Prompt: Take the listing below and reproduce it in full. Change nothing.

Data to process:
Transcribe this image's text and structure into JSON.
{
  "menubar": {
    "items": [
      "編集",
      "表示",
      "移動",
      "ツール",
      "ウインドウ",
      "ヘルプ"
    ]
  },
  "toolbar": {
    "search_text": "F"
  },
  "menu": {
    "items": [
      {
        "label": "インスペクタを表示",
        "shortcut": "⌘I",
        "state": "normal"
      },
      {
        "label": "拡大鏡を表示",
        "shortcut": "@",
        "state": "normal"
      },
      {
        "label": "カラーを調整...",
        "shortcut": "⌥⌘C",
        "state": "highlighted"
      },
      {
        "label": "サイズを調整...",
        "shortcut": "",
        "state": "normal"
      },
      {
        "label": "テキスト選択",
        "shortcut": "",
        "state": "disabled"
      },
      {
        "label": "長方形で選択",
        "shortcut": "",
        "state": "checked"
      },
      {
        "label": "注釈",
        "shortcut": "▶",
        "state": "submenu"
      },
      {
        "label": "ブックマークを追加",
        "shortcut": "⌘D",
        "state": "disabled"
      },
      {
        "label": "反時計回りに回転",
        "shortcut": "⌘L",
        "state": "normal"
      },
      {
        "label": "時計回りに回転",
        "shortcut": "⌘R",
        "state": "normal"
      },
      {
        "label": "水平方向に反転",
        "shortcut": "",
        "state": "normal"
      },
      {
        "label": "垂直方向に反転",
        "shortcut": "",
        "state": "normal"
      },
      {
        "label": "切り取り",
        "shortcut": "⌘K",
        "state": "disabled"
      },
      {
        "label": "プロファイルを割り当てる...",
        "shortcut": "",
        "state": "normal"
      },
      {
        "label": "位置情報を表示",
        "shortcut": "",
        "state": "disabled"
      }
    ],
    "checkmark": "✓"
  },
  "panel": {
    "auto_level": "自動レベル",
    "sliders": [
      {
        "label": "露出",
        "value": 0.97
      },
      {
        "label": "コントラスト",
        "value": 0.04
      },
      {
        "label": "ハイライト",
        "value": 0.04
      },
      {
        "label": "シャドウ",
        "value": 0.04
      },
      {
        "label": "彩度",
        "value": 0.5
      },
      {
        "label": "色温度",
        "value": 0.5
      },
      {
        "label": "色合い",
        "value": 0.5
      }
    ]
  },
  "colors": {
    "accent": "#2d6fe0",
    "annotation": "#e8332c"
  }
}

Expected output:
Transcribe this image's text and structure into JSON.
{
  "menubar": {
    "items": [
      "編集",
      "表示",
      "移動",
      "ツール",
      "ウインドウ",
      "ヘルプ"
    ]
  },
  "toolbar": {
    "search_text": "F"
  },
  "menu": {
    "items": [
      {
        "label": "インスペクタを表示",
        "shortcut": "⌘I",
        "state": "normal"
      },
      {
        "label": "拡大鏡を表示",
        "shortcut": "@",
        "state": "normal"
      },
      {
        "label": "カラーを調整...",
        "shortcut": "⌥⌘C",
        "state": "highlighted"
      },
      {
        "label": "サイズを調整...",
        "shortcut": "",
        "state": "normal"
      },
      {
        "label": "テキスト選択",
        "shortcut": "",
        "state": "disabled"
      },
      {
        "label": "長方形で選択",
        "shortcut": "",
        "state": "checked"
      },
      {
        "label": "注釈",
        "shortcut": "▶",
        "state": "submenu"
      },
      {
        "label": "ブックマークを追加",
        "shortcut": "⌘D",
        "state": "disabled"
      },
      {
        "label": "反時計回りに回転",
        "shortcut": "⌘L",
        "state": "normal"
      },
      {
        "label": "時計回りに回転",
        "shortcut": "⌘R",
        "state": "normal"
      },
      {
        "label": "水平方向に反転",
        "shortcut": "",
        "state": "normal"
      },
      {
        "label": "垂直方向に反転",
        "shortcut": "",
        "state": "normal"
      },
      {
        "label": "切り取り",
        "shortcut": "⌘K",
        "state": "disabled"
      },
      {
        "label": "プロファイルを割り当てる...",
        "shortcut": "",
        "state": "normal"
      },
      {
        "label": "位置情報を表示",
        "shortcut": "",
        "state": "disabled"
      }
    ],
    "checkmark": "✓"
  },
  "panel": {
    "auto_level": "自動レベル",
    "sliders": [
      {
        "label": "露出",
        "value": 0.97
      },
      {
        "label": "コントラスト",
        "value": 0.04
      },
      {
        "label": "ハイライト",
        "value": 0.04
      },
      {
        "label": "シャドウ",
        "value": 0.04
      },
      {
        "label": "彩度",
        "value": 0.5
      },
      {
        "label": "色温度",
        "value": 0.5
      },
      {
        "label": "色合い",
        "value": 0.5
      }
    ]
  },
  "colors": {
    "accent": "#2d6fe0",
    "annotation": "#e8332c"
  }
}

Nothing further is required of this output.